Were it not for the extroverts, rock ‘n’ roll piano players would be at a decided disadvantage. Though a frontman who wields a guitar has the mobility to move about the stage and pose and posture, your average keyboardist is forced to remain in a stationary position due to the fact that most grand pianos aren’t really made for portability. Still, certain exceptional showmen found a way to do gymnastics while using their pianos as props, one they can stand on, duck beneath, or somersault off of, depending on their athletic prowess.
Call it compensation. After all, Elton John humbly named one of his bestselling albums Don’t Shoot Me, I’m Only the Piano Player in an attempt to lower expectations. Nevertheless, newcomer Tobias Jesso Jr. pursues a very specific strain of piano-based pop that exudes flash and glamour in favor of sheer sustained emotion. While his debut album, the awkwardly-titled Goon, seems to echo a mind-boggling wealth of influences of classic artists — Eric Carmen, Nilsson, and, not surprisingly, early Elton John — he doesn’t appear beholden to any one of them in particular.
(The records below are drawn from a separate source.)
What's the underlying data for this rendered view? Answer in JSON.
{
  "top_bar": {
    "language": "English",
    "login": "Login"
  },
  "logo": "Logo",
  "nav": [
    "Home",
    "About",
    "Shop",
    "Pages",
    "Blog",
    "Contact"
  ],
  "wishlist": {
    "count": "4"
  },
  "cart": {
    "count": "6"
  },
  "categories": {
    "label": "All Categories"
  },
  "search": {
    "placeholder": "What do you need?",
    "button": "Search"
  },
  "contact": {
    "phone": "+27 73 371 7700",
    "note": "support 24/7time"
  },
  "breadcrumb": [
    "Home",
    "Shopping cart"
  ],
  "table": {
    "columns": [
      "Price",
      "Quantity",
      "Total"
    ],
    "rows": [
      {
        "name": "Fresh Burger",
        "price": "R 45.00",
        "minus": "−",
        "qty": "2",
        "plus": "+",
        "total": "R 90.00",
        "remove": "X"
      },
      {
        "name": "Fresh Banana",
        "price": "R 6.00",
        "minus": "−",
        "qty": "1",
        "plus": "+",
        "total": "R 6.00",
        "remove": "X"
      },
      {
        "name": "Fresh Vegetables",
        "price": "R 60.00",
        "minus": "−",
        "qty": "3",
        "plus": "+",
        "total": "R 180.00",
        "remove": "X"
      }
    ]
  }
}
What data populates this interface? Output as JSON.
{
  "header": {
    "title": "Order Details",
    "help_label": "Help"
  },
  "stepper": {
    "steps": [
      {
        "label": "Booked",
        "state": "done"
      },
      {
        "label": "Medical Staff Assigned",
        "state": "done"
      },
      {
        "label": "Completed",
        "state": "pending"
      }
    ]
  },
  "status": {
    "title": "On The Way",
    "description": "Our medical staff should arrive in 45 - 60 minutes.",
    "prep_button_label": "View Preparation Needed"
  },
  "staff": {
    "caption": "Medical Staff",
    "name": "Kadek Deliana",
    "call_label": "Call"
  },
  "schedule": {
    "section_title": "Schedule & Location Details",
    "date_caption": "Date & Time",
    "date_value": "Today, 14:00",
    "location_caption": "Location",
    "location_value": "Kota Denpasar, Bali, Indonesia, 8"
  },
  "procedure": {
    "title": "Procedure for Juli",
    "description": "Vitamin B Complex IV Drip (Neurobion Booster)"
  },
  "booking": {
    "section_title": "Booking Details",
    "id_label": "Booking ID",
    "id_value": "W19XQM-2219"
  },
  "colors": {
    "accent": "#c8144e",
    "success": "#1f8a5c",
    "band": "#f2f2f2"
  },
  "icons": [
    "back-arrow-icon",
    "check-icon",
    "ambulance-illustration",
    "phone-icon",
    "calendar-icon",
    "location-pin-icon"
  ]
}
That’s despite repetitive songs like “Without You” and “Can We Still Be Friends”, perhaps indications of Jesso’s devotion to the tried and true. This is, after all, pop without pretension, a sound mostly stripped down to keyboards and voice, with minimal outside instrumentation in support of the bottom line. It’s refreshingly pure and poignant, a simple expression of Jesso’s heartfelt desire.
Given that description, it would be easy to dismiss Jesso’s efforts as an unremarkable exercise in disposable prefab pop. However, that’s an unfair assumption, one that bears no connection to reality. While Jesso shows no shyness when it comes to betraying his feelings in songs like “Can’t Stop Thinking About You” and “How Could You Babe?”, there’s a certain sturm and angst that tempers such tracks as “Bad Words”, “For You”, and “Hollywood”. The Lennon-esque “Bad Words”, with its strained, severe vocals, sparse arrangements and stark drum beat sounds like an outtake deleted from the first Plastic One Band album. “Crocodile Tears”, on the other hand, emulates Paul McCartney in his early prime, parlaying a whimsical melody with emphatic exuberance. Combine the two and the result is “Tell the Truth”, a song best described as Beatle-esque.
Drama and drive are the hallmarks of Jesso’s delivery, but there’s no truer expression of the singer’s softer sentiments than those contained in the lyrics to “Just a Dream”, in which he shares his joy on becoming a father, presumably for the first time. “Yesterday I had a baby,” he exclaims. “Now she’s one day old and she looks like her old lady.”
Okay, so it’s not the most profound statement, but then again, Goon doesn’t exactly exude profundity. These are songs intended only for entertainment and pure, unfettered expression. Happily, familiarity doesn’t breed contempt, suggesting Jesso ought to be able to pursue his muse as long as he stays committed to a mainstream approach. Goon isn’t great, at least in terms of its ambitions, but it is a fine example of what might evolve from pure pop purpose.